From the entries below, count the lines with "name". Write only the count.

─── Provided data

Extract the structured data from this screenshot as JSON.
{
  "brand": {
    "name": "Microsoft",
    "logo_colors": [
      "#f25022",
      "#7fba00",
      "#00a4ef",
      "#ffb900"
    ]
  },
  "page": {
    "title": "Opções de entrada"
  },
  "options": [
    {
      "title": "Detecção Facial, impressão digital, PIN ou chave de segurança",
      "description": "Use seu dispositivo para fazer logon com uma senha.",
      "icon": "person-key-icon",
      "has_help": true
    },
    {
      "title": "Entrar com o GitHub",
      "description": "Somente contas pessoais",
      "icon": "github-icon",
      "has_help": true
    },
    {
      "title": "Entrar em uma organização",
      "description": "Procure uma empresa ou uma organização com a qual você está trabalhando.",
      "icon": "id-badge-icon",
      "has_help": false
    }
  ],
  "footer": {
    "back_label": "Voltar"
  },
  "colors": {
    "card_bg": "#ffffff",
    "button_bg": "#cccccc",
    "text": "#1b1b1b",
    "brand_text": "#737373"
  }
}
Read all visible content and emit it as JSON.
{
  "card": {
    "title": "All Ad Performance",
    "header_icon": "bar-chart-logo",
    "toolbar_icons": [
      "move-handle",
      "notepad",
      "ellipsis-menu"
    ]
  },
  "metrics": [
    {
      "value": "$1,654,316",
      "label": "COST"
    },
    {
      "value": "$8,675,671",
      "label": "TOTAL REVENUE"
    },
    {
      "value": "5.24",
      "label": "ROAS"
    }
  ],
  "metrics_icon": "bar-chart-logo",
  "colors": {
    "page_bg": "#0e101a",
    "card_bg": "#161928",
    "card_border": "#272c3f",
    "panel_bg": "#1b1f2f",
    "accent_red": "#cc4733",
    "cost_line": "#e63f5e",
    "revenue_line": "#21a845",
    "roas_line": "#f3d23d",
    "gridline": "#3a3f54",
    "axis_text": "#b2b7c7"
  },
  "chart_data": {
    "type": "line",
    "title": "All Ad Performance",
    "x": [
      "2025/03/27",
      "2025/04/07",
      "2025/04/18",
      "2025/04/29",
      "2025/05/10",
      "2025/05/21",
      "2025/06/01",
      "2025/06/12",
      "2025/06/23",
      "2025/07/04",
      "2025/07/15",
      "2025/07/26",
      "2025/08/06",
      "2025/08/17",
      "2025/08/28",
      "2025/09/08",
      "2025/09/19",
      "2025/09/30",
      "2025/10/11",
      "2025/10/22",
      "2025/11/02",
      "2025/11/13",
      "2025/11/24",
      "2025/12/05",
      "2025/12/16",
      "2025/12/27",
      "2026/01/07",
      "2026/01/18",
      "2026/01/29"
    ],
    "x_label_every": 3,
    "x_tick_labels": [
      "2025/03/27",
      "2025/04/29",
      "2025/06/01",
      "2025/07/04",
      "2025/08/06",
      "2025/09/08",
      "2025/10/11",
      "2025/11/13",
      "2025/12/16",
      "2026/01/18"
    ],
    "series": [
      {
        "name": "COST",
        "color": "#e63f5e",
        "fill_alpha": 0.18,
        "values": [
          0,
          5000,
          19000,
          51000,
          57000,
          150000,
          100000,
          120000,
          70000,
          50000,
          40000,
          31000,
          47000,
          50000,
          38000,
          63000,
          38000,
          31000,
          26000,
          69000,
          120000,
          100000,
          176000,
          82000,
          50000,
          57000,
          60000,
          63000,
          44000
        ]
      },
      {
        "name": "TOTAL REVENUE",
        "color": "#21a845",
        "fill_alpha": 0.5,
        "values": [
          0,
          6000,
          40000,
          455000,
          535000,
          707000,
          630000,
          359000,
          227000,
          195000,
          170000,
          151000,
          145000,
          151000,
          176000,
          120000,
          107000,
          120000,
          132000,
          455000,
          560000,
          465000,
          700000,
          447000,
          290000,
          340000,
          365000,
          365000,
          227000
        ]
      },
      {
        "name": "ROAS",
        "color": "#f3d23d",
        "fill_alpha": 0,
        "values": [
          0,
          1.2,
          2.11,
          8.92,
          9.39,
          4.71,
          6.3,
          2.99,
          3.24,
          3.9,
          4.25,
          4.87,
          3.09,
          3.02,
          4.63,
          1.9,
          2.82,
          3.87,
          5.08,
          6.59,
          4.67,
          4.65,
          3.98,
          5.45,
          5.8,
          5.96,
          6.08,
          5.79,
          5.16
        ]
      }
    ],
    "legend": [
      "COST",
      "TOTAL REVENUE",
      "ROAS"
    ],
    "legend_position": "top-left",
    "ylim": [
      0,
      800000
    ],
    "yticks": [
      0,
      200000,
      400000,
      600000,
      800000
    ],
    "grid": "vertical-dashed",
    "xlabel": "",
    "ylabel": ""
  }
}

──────

Your response:
4